What the task requires:
Your response should contain every record below, copied exactly.

Dataset excerpts:
=-=-=
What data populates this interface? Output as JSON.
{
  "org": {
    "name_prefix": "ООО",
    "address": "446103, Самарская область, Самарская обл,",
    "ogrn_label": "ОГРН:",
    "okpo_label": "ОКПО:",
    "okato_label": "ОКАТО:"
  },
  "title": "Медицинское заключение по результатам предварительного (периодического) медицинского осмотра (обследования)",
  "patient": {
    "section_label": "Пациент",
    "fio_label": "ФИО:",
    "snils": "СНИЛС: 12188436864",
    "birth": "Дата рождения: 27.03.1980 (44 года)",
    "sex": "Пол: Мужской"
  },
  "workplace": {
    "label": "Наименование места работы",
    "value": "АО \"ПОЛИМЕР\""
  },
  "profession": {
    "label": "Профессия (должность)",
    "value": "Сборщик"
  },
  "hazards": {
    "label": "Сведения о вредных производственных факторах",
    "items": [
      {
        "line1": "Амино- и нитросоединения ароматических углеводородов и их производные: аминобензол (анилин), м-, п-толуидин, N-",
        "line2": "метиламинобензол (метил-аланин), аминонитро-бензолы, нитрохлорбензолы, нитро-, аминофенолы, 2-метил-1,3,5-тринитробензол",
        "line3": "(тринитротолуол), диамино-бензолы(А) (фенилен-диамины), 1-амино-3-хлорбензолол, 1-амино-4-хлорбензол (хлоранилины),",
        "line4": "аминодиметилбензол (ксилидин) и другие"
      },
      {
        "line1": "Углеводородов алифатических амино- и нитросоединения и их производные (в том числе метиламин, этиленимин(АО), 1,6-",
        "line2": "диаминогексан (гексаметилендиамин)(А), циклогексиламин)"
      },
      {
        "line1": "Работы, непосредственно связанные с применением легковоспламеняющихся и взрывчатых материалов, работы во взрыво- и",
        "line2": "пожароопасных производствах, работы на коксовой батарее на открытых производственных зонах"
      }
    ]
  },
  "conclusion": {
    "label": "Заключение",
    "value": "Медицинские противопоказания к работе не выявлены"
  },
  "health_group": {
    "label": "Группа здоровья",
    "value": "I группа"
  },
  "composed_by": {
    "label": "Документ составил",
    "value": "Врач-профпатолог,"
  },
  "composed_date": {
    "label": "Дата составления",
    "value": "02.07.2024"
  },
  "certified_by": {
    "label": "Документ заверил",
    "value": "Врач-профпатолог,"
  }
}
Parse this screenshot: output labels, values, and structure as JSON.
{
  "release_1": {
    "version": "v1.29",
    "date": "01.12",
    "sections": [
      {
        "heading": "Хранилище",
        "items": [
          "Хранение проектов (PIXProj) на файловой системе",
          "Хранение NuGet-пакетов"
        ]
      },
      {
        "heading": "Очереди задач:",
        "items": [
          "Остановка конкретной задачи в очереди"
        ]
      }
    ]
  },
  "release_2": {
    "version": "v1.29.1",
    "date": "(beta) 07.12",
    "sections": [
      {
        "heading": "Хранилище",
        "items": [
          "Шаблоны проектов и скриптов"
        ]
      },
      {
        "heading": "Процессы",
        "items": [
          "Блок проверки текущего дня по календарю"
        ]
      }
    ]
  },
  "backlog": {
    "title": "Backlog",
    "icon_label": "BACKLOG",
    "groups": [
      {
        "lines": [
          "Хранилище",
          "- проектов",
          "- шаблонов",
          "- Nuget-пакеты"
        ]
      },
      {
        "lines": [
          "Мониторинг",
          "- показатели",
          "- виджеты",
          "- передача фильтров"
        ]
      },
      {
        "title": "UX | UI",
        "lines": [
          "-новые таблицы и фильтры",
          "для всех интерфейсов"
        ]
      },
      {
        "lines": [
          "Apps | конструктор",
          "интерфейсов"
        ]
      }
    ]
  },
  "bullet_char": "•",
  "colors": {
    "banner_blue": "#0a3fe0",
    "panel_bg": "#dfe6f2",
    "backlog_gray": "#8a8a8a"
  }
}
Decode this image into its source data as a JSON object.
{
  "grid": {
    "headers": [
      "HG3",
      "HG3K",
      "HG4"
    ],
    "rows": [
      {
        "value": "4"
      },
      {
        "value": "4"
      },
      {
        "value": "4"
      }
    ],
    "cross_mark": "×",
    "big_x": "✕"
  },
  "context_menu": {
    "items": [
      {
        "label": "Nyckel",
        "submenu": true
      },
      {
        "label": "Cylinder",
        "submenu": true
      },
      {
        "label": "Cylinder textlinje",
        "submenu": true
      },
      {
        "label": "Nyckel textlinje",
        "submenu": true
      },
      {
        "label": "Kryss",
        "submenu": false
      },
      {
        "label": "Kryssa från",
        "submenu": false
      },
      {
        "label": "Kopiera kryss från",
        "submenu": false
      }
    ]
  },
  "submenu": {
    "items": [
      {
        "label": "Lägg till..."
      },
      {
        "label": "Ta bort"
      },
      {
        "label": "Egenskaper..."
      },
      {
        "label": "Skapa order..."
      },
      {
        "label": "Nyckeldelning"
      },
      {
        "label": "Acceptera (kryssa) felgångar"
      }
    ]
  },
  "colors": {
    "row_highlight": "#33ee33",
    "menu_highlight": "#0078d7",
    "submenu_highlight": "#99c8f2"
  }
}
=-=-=
Exercise output:
What data populates this interface? Output as JSON.
{
  "org": {
    "name_prefix": "ООО",
    "address": "446103, Самарская область, Самарская обл,",
    "ogrn_label": "ОГРН:",
    "okpo_label": "ОКПО:",
    "okato_label": "ОКАТО:"
  },
  "title": "Медицинское заключение по результатам предварительного (периодического) медицинского осмотра (обследования)",
  "patient": {
    "section_label": "Пациент",
    "fio_label": "ФИО:",
    "snils": "СНИЛС: 12188436864",
    "birth": "Дата рождения: 27.03.1980 (44 года)",
    "sex": "Пол: Мужской"
  },
  "workplace": {
    "label": "Наименование места работы",
    "value": "АО \"ПОЛИМЕР\""
  },
  "profession": {
    "label": "Профессия (должность)",
    "value": "Сборщик"
  },
  "hazards": {
    "label": "Сведения о вредных производственных факторах",
    "items": [
      {
        "line1": "Амино- и нитросоединения ароматических углеводородов и их производные: аминобензол (анилин), м-, п-толуидин, N-",
        "line2": "метиламинобензол (метил-аланин), аминонитро-бензолы, нитрохлорбензолы, нитро-, аминофенолы, 2-метил-1,3,5-тринитробензол",
        "line3": "(тринитротолуол), диамино-бензолы(А) (фенилен-диамины), 1-амино-3-хлорбензолол, 1-амино-4-хлорбензол (хлоранилины),",
        "line4": "аминодиметилбензол (ксилидин) и другие"
      },
      {
        "line1": "Углеводородов алифатических амино- и нитросоединения и их производные (в том числе метиламин, этиленимин(АО), 1,6-",
        "line2": "диаминогексан (гексаметилендиамин)(А), циклогексиламин)"
      },
      {
        "line1": "Работы, непосредственно связанные с применением легковоспламеняющихся и взрывчатых материалов, работы во взрыво- и",
        "line2": "пожароопасных производствах, работы на коксовой батарее на открытых производственных зонах"
      }
    ]
  },
  "conclusion": {
    "label": "Заключение",
    "value": "Медицинские противопоказания к работе не выявлены"
  },
  "health_group": {
    "label": "Группа здоровья",
    "value": "I группа"
  },
  "composed_by": {
    "label": "Документ составил",
    "value": "Врач-профпатолог,"
  },
  "composed_date": {
    "label": "Дата составления",
    "value": "02.07.2024"
  },
  "certified_by": {
    "label": "Документ заверил",
    "value": "Врач-профпатолог,"
  }
}
Parse this screenshot: output labels, values, and structure as JSON.
{
  "release_1": {
    "version": "v1.29",
    "date": "01.12",
    "sections": [
      {
        "heading": "Хранилище",
        "items": [
          "Хранение проектов (PIXProj) на файловой системе",
          "Хранение NuGet-пакетов"
        ]
      },
      {
        "heading": "Очереди задач:",
        "items": [
          "Остановка конкретной задачи в очереди"
        ]
      }
    ]
  },
  "release_2": {
    "version": "v1.29.1",
    "date": "(beta) 07.12",
    "sections": [
      {
        "heading": "Хранилище",
        "items": [
          "Шаблоны проектов и скриптов"
        ]
      },
      {
        "heading": "Процессы",
        "items": [
          "Блок проверки текущего дня по календарю"
        ]
      }
    ]
  },
  "backlog": {
    "title": "Backlog",
    "icon_label": "BACKLOG",
    "groups": [
      {
        "lines": [
          "Хранилище",
          "- проектов",
          "- шаблонов",
          "- Nuget-пакеты"
        ]
      },
      {
        "lines": [
          "Мониторинг",
          "- показатели",
          "- виджеты",
          "- передача фильтров"
        ]
      },
      {
        "title": "UX | UI",
        "lines": [
          "-новые таблицы и фильтры",
          "для всех интерфейсов"
        ]
      },
      {
        "lines": [
          "Apps | конструктор",
          "интерфейсов"
        ]
      }
    ]
  },
  "bullet_char": "•",
  "colors": {
    "banner_blue": "#0a3fe0",
    "panel_bg": "#dfe6f2",
    "backlog_gray": "#8a8a8a"
  }
}
Decode this image into its source data as a JSON object.
{
  "grid": {
    "headers": [
      "HG3",
      "HG3K",
      "HG4"
    ],
    "rows": [
      {
        "value": "4"
      },
      {
        "value": "4"
      },
      {
        "value": "4"
      }
    ],
    "cross_mark": "×",
    "big_x": "✕"
  },
  "context_menu": {
    "items": [
      {
        "label": "Nyckel",
        "submenu": true
      },
      {
        "label": "Cylinder",
        "submenu": true
      },
      {
        "label": "Cylinder textlinje",
        "submenu": true
      },
      {
        "label": "Nyckel textlinje",
        "submenu": true
      },
      {
        "label": "Kryss",
        "submenu": false
      },
      {
        "label": "Kryssa från",
        "submenu": false
      },
      {
        "label": "Kopiera kryss från",
        "submenu": false
      }
    ]
  },
  "submenu": {
    "items": [
      {
        "label": "Lägg till..."
      },
      {
        "label": "Ta bort"
      },
      {
        "label": "Egenskaper..."
      },
      {
        "label": "Skapa order..."
      },
      {
        "label": "Nyckeldelning"
      },
      {
        "label": "Acceptera (kryssa) felgångar"
      }
    ]
  },
  "colors": {
    "row_highlight": "#33ee33",
    "menu_highlight": "#0078d7",
    "submenu_highlight": "#99c8f2"
  }
}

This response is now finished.